“The framework has been designed to cover the broad spectrum of harms that can impact young people and the next phase of work will test some survey questions for measuring gambling harms,” said the UKGC.

Helen Rhodes, the Gambling Commission’s Programme Director for Safer Gambling said: “Gaining a better understanding of the impact of gambling on children and young people is a key priority for the Commission. This newly released framework will provide critical insight into the range of harms that young people in Britain can experience and will help greatly in concentrating the National Strategy’s prevention and education initiatives where they will have the most impact.

“This will take time and the framework will evolve as we move into the next phase of this work. We encourage our partners in delivering the National Strategy, including public health officials and academics to feed back to us as we move into the next phase of work.”

UKGC introduced new verification rules

The commission recently introduced new rules that aim to ensure that operators verify customers’ age and identity details quickly and robustly. The changes to LCCP will affect remote betting and gaming operators, and some remote lotteries.

The changes include a new licence condition that sets out minimum requirements for identity verification, changes to the Social Responsibility Code Provision 3.2.11 for age verification for remote betting and gaming and changes to Social Responsibility Code Provision 3.2.13 for age verification for some remote lotteries.

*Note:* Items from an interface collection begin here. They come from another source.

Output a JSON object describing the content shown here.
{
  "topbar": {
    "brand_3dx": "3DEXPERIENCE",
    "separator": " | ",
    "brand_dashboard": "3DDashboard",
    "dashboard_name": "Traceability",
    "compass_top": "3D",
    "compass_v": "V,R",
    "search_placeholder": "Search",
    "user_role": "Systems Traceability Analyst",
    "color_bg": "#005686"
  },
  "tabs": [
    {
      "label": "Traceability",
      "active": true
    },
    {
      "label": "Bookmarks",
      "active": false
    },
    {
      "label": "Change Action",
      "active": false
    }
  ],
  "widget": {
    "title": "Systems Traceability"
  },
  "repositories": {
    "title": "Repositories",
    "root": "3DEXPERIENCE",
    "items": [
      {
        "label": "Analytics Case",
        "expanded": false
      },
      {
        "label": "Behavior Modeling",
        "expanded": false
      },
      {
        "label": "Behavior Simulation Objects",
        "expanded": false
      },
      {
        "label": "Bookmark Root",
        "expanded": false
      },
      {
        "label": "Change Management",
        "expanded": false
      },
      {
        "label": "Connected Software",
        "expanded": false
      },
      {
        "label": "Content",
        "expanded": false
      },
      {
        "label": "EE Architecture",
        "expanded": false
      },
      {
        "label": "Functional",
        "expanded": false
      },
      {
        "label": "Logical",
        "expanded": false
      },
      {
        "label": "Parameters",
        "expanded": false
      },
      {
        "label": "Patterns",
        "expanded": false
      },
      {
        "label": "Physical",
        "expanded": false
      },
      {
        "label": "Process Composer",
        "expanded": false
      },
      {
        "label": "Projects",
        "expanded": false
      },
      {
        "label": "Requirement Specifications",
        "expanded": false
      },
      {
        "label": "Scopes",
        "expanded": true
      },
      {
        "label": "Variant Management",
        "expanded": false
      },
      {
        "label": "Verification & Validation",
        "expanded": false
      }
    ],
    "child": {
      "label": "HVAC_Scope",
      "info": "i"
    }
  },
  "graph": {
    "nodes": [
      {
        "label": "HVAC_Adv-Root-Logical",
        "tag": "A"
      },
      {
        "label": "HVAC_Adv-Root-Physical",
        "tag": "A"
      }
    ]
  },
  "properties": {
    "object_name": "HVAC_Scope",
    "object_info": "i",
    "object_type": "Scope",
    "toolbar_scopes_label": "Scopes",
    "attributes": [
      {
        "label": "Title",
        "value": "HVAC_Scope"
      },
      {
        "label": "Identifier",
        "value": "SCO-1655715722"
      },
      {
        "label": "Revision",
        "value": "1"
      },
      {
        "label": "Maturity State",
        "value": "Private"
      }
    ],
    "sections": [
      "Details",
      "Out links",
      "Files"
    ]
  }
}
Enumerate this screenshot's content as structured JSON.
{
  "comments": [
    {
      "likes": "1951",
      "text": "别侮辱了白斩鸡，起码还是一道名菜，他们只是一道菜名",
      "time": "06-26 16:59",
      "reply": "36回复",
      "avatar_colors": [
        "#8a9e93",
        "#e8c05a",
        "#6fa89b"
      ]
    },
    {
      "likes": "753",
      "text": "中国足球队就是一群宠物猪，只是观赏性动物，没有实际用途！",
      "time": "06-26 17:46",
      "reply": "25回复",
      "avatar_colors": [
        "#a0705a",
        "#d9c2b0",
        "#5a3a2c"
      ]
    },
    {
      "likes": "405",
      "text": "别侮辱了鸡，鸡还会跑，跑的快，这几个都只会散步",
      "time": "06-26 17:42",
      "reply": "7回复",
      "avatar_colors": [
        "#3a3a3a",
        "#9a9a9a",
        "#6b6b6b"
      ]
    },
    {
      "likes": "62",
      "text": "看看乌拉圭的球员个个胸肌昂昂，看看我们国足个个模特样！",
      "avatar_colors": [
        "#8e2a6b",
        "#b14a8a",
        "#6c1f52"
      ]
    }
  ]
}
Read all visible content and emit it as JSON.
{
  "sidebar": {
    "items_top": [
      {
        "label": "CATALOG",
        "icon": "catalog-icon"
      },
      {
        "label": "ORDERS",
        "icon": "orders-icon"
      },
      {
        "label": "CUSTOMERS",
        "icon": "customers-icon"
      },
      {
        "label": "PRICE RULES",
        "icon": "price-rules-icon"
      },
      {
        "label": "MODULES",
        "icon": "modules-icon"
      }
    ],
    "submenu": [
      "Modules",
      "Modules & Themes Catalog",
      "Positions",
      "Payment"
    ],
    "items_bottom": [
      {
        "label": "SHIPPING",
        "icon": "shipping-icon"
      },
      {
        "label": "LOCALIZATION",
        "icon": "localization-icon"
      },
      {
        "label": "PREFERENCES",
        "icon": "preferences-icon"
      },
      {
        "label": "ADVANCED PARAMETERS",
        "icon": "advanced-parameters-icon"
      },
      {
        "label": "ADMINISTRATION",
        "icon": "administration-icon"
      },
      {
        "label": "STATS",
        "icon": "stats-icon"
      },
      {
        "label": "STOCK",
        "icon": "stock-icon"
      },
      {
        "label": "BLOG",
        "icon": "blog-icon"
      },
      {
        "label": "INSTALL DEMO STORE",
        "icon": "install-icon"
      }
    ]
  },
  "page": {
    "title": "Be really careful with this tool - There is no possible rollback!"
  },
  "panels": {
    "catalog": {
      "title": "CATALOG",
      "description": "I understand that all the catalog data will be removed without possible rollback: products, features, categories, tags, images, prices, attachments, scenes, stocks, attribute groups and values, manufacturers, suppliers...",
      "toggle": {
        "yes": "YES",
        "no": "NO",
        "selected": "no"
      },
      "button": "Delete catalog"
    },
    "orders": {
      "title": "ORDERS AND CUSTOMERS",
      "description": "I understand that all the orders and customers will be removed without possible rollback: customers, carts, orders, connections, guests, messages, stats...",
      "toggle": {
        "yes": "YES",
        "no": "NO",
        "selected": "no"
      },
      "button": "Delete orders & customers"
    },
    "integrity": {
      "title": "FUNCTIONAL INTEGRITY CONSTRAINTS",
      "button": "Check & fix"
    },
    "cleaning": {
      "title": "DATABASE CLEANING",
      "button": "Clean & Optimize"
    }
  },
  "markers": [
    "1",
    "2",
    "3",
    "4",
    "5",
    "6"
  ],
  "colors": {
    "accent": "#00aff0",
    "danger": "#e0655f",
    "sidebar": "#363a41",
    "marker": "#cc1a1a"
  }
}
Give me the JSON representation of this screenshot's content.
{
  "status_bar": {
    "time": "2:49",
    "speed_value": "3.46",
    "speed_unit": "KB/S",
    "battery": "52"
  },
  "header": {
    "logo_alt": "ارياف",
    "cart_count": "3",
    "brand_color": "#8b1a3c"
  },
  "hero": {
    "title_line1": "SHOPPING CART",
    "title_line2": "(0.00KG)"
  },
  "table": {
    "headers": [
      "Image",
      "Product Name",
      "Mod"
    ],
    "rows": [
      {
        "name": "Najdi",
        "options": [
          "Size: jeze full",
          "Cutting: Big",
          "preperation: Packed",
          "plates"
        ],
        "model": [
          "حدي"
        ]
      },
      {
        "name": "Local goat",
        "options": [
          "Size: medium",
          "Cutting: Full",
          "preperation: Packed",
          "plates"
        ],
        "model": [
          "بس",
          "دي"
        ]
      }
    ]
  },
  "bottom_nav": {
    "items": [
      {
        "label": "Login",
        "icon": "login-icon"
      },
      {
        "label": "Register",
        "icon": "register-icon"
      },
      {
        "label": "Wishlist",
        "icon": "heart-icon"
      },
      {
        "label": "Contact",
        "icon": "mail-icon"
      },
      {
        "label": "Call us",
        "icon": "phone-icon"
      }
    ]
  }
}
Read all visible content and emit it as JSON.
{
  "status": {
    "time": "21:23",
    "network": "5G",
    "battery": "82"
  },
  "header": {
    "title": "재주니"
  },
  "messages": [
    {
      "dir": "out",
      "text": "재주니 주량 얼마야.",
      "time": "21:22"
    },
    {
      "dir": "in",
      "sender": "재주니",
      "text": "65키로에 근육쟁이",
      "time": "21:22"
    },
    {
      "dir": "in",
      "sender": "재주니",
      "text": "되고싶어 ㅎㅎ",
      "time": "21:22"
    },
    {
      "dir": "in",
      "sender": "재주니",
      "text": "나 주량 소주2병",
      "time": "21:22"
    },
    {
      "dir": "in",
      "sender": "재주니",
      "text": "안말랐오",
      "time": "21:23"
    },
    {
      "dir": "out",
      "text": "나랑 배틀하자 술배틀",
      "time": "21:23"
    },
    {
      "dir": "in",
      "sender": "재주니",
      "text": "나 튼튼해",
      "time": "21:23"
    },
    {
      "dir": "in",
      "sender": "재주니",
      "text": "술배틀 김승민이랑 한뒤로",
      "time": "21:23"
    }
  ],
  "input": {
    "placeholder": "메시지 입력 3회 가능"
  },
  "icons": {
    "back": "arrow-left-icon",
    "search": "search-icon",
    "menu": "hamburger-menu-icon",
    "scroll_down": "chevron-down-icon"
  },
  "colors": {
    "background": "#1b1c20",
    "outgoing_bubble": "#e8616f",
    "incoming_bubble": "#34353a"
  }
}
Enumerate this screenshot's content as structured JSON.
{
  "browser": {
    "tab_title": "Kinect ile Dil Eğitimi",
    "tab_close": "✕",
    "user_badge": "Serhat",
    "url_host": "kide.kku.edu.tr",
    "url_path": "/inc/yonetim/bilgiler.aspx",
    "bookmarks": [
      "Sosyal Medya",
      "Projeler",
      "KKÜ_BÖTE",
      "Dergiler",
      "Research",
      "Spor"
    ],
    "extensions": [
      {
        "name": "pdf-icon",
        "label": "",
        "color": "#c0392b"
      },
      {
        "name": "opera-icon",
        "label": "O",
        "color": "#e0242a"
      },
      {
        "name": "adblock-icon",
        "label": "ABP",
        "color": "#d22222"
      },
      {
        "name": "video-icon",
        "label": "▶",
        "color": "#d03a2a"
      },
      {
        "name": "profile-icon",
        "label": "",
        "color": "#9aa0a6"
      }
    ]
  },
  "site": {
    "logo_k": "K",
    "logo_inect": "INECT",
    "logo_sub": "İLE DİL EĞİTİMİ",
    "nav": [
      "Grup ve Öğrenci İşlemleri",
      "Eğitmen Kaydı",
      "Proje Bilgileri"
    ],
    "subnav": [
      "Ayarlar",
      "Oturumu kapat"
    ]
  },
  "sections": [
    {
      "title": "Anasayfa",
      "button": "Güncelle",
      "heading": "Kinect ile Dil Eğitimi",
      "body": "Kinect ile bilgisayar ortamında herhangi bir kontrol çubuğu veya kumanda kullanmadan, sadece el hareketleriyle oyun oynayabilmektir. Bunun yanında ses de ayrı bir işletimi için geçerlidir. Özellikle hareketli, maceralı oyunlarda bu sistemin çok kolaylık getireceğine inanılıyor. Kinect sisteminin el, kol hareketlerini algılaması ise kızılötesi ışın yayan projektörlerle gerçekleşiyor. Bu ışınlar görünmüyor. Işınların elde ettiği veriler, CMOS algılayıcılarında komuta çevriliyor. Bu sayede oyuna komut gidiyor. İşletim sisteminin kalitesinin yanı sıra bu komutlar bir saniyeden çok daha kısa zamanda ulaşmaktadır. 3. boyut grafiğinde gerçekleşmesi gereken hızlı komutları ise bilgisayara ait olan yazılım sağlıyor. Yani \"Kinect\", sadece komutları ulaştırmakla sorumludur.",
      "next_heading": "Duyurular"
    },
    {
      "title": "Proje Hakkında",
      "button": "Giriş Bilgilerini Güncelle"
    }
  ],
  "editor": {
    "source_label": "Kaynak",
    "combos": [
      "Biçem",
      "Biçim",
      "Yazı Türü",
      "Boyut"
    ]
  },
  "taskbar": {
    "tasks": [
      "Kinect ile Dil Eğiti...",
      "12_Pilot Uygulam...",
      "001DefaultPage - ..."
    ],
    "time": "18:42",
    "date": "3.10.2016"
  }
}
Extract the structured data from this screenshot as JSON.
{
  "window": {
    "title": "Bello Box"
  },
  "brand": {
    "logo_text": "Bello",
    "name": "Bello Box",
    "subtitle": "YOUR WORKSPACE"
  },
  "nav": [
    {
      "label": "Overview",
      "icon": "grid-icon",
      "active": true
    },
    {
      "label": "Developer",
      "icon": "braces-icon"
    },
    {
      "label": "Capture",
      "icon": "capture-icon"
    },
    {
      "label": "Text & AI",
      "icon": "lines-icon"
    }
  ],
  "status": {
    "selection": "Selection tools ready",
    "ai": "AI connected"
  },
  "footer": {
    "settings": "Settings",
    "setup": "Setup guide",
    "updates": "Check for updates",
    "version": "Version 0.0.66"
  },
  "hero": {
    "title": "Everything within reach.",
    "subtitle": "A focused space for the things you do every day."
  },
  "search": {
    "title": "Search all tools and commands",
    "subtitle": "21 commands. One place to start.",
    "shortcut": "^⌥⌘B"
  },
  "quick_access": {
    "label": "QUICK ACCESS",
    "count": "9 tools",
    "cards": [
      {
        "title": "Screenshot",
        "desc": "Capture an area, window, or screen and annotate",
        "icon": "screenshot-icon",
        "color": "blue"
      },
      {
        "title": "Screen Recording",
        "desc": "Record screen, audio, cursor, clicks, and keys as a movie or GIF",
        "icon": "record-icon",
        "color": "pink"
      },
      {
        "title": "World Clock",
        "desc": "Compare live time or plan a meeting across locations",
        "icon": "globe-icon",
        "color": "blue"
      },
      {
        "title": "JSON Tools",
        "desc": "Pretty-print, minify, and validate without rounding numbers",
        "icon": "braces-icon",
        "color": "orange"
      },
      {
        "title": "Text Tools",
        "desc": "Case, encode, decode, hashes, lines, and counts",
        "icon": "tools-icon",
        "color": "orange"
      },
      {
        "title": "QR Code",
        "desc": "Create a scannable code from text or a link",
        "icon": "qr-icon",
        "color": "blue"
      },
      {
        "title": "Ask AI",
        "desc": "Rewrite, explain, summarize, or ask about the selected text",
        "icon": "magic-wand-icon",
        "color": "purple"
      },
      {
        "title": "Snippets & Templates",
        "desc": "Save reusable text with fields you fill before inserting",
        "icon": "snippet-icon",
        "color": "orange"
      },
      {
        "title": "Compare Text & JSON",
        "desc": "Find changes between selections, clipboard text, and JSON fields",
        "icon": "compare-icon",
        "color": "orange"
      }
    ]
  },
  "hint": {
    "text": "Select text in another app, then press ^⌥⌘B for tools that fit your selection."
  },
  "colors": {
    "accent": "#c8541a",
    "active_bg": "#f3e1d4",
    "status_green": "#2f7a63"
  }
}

As established by the UKGC, all affected operators are expected to comply with the new LCCP. If an operator hasn’t verified the name, address and date of birth of any customer from tomorrow, they will need to have completed verification before allowing that customer to gamble. “Operators will therefore need to prevent any unverified customer from gambling until they have gone through the verification process,” said the UKGC.